Ms Dalhousie is, like everyone, occasionally judgmental, cutting, or out-and-out wrong. But she works very hard not to be. She gives away large amounts of her money, and does so anonymously because she feels that anonymous giving is more moral. She apologizes to her niece when her niece is the one in the wrong, because she cares more about maintaining the relationship than winning the argument. She writes scathing letters in her head, and then takes up her pen and writes something very polite and restrained.
The books celebrate politeness, ethical behaviour, kindness, and most of all, love.
He kissed me, she thought. He made the move; I didn’t. The thought was an overwhelming one and invested the everyday world about her, the world of the square, of trees, of people walking by, with a curious glow, a chiaroscuro which made everything precious. It was the feeling, she imagined, that one had when one vouchsafed a vision. Everything is changed, becomes more blessed, making the humblest of surroundings a holy place.- The Right Attitude to Rain
This series does not belong in the mystery section. If there was a “Peaceful Books Celebrating Introversion and Kindness” section, they would belong there. This may never be my favourite series, but it has a place on my shelves.
Somehow, Isabel Dalhousie’s complex simplicity is strangely calming. It makes life both seem more peaceful and more thoughtful. I find that it soothes my anxieties and helps me feel mindful.
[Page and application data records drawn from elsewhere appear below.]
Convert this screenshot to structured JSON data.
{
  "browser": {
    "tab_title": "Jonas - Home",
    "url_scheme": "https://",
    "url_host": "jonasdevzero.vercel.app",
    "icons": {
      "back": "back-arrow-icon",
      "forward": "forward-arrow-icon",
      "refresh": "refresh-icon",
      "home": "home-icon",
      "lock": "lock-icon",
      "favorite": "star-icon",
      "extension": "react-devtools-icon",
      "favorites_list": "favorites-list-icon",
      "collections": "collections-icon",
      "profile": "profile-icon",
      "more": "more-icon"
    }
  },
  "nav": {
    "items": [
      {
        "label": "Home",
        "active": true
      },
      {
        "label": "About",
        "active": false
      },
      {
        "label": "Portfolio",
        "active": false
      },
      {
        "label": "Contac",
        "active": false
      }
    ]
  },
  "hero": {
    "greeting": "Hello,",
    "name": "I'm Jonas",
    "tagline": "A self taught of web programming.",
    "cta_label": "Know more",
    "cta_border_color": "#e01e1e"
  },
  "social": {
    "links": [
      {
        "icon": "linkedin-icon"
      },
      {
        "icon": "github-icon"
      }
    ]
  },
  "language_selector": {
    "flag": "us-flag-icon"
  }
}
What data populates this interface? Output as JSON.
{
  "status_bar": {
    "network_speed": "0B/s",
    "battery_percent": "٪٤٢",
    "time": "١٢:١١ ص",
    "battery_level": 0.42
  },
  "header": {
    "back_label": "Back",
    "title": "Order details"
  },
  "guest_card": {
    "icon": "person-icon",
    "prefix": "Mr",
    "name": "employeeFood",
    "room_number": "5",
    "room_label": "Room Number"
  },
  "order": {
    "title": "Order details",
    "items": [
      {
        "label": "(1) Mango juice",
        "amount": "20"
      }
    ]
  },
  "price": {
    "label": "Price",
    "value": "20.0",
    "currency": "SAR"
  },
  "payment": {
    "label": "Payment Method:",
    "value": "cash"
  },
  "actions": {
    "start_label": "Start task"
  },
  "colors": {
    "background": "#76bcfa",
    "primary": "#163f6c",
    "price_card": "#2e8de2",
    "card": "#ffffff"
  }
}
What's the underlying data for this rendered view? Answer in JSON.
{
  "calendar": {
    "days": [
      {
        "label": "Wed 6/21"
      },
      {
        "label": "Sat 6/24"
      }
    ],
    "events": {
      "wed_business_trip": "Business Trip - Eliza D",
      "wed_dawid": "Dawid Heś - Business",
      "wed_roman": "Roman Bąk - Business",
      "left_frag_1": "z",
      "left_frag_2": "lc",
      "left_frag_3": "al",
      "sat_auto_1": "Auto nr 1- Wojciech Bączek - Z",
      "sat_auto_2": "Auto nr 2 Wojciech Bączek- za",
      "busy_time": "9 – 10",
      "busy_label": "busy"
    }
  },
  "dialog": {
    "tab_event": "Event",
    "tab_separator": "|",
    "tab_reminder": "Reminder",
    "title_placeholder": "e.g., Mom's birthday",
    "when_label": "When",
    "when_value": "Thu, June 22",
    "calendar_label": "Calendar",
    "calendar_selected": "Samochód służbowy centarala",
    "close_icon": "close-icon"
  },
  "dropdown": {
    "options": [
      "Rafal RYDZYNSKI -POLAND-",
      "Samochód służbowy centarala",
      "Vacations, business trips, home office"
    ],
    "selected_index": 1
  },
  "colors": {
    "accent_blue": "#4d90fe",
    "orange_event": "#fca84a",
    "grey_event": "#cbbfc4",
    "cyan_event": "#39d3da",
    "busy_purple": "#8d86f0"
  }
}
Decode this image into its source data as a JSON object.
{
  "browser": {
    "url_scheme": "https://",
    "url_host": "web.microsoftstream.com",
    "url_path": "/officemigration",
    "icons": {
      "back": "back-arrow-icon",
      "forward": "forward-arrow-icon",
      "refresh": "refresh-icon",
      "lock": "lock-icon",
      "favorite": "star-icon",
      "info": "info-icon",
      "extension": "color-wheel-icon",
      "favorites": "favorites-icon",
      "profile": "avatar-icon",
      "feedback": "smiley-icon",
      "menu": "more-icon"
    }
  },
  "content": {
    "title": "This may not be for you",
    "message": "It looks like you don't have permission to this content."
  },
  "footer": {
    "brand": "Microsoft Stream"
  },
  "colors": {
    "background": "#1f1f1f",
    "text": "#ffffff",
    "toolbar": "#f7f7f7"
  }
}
It’s very strange.
|Still life with pears and wineglass by Samuel Peploe|